[xiv] Lawrence Mishel, “CEO pay 231 times greater than the average worker,” Economic Policy Institute, May 3, 2012. http://www.epi.org/publication/ceo-pay-231-times-greater-average-worker/ Accessed June 25, 202.
[xv] Fagnoni, Cynthia M., “Unemployment Insurance: Receipt of Benefits Has Declined, with Continued Disparities for Low-Wage and Part-Time Workers,” Testimony Before the Subcommittee on Income Security and Family Support, Committee on Ways and Means, House of Representatives, General Accountability Office (GAO-07-1243T), September 19, 2007. http://www.gao.gov/new.items/d071243t.pdf Accessed June 27, 2012.
[xvi] See Edith Rasell, Unemployment is our Nation's Problem, not the Deficit, UCC Justice and Witness Ministries, June 2011. http://www.ucc.org/justice/financial-crisis/U_not_deficit.html
[xvii] Kaiser Family Foundation, “Health care costs: key information on health care costs and their impact,” May 2012, p. 17. http://www.kff.org/insurance/upload/7670-03.pdf Accessed June 25, 2012.
[xviii] For more information, see Families USA, “Worry Less, Spend Less: Out-of-Pocket Spending Caps Protect America’s Families,” February 2011. http://www.familiesusa2.org/assets/pdfs/health-reform/out-of-pocket-spending-caps/National-Report.pdf Accessed July 2, 2012
[xix] Workers age 25-64. Munnell, Alicia H. and Laura Quinby, “Pension coverage and retirement,” Center for Retirement Research, Boston College, December 2009, p. 3. http://crr.bc.edu/wp-content/uploads/2009/12/IB_9-26.pdf
[xx] Ghilarducci, Teresa, “The Solution to the Pension crisis is more pensions,” Perspectives on Work, Summer 2010/Winter 2011, p. 36. http://lera.press.illinois.edu/POW_14.1-2.pdf Accessed June 27, 2012.
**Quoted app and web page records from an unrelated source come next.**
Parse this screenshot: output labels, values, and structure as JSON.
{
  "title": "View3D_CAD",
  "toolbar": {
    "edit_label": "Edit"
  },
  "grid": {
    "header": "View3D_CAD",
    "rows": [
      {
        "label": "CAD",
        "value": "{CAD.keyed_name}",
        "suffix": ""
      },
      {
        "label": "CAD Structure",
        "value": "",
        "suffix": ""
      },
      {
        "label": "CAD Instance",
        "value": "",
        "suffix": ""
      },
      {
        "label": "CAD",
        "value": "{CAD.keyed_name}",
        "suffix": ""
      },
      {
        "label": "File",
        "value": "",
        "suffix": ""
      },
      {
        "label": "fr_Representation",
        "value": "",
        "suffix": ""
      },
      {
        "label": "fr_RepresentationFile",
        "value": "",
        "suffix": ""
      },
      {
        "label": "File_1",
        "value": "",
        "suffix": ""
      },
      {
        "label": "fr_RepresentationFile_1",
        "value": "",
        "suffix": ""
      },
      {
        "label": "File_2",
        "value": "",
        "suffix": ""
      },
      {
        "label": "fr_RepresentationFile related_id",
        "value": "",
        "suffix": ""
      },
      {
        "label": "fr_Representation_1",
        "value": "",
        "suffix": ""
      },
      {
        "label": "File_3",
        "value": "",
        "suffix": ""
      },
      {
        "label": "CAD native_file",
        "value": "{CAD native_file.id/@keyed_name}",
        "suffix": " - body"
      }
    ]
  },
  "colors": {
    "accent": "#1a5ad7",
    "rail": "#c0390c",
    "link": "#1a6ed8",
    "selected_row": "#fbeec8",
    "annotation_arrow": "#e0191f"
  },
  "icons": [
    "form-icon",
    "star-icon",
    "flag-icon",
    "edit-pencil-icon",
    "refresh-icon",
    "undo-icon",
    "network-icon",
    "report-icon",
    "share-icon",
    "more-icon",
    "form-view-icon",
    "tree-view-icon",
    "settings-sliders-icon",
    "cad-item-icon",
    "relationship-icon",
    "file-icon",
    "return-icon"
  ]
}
[xxi] For more information see Teresa Ghilarducci, “Guaranteed Retirement Accounts: Toward retirement income security,” Economic Policy Institute, November 20, 2007. http://www.sharedprosperity.org/bp204/bp204.pdf
[xxii] Emmanuel Saez and Thomas Piketty, Table A6, http://emlab.berkeley.edu/users/saez/piketty-saezOUP04US.pdf
[xxiii] Data from Saez and Piketty. Effective tax rates from Josh Blevins, “Taxes have fallen furthest for those at the very top,” Economic Policy Institute, May 10, 2012 http://www.epi.org/publication/taxes-fallen-furthest-top/ Accessed June 26, 2012.
[xxiv] Tax Policy Center, “Corporate Income Tax as a Share of GDP, 1946-2009.” http://www.taxpolicycenter.org/taxfacts/displayafact.cfm?Docid=263&Topic2id=70 Accessed May 4, 2011
[xxv] Browning, Lynnley, “Study Tallies Corporations Not Paying Income Tax,” New York Times, August 12, 2008 http://www.nytimes.com/2008/08/13/business/13tax.html?ref=opinion
[xxvi] See United National Development Program, Human Development Report 2010, New York: UNDP, 2010, pages 46-64.
[xxvii] All figures adjusted for inflation. Doubling of per capita GDP. In 2007, just before the economic recession, average income among the bottom 90% of households exceeded the 1973 level, by $300, for the first and only time. Average income declined in 2008 and has fallen further in each subsequent year. Thomas Piketty and Emmanuel Saez, Table A6. http://emlab.berkeley.edu/users/saez/piketty-saezOUP04US.pdf.
[xxviii] World Wildlife Federation International. 2012 Living Planet Report. http://www.worldwildlife.org/science/LivingPlanetReport/index.html Accessed August 2, 2012.
[xxix] In the global South, neoliberal policies have often been imposed. See Naomi Klein, The Shock Doctrine, Picador, 2008.